Psalm 38 opens with a curious title in the NET: “written to get God’s attention.” Other major translations are divided on how to translate the word lehazekiyr, which literally means “to cause to remember.” The ESV and NASB consider it some kind of “memorial (offering).” The KJV calls it “a remembrance”; the NLT presents David as “asking God to remember him”; and the NIV records it simply as “a petition.”
All of these try to address the issue at hand: David had been suffering God’s judgment for sins unknown to us, and he wanted God “to remember” him, that is, to lift the judgment and return David to a place of grace and mercy, so he wrote this psalm “to cause God to remember” him.
Unless these were emphatic word pictures, it seems that God’s judgment on David was physical illness.

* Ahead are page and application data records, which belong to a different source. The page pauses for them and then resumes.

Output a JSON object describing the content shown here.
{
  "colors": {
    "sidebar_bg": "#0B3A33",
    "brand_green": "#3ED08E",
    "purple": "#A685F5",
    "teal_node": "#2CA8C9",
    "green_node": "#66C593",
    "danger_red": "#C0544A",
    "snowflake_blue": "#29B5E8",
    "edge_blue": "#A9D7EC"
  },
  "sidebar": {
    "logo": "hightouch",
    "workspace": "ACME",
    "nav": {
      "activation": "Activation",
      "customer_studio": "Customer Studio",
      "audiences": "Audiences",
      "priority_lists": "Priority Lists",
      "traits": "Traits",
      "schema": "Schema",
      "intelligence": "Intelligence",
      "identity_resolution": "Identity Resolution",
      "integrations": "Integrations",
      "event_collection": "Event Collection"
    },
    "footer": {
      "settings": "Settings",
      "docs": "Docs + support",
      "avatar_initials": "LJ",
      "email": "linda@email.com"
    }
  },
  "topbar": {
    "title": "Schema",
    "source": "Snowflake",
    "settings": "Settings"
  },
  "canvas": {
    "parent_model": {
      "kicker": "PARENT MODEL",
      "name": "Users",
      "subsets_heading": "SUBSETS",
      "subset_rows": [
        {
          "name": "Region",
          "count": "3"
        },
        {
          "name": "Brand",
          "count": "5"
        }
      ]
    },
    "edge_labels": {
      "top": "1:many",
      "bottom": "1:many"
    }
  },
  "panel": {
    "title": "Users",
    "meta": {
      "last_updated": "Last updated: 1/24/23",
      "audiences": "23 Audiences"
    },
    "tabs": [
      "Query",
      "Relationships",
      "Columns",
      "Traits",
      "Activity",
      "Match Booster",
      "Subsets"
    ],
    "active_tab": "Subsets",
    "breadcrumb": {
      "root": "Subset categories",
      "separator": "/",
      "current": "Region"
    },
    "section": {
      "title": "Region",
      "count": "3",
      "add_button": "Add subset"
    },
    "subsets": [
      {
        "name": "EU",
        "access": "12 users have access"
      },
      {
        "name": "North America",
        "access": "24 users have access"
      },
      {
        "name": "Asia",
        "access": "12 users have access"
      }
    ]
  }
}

He described his condition as “sick…deprived of health” (Psalm 38:3). He may have had putrid sores that became “infected…starting to smell” (Psalm 38:5). He felt “numb with pain and severely battered” (Psalm 38:8) and had lost his strength (Psalm 38:10).
He quickly admitted that this was because of his sins (Psalm 38:3, 5) and was ready to confess them (Psalm 38:18) and get out from under his shame and guilt (Psalm 38:4, 7). David was also concerned about the way he was being treated by his friends (Psalm 38:11), and, as in other psalms before this one, he asked for God’s deliverance from his enemies as well (Psalm 38:19-22).
This psalm is a good example of a godly person returning to God, knowing that he or she has sinned, rather than hardening under God’s discipline. God never forgets us, and he is always ready to give his attention to us when we confess our sin to him.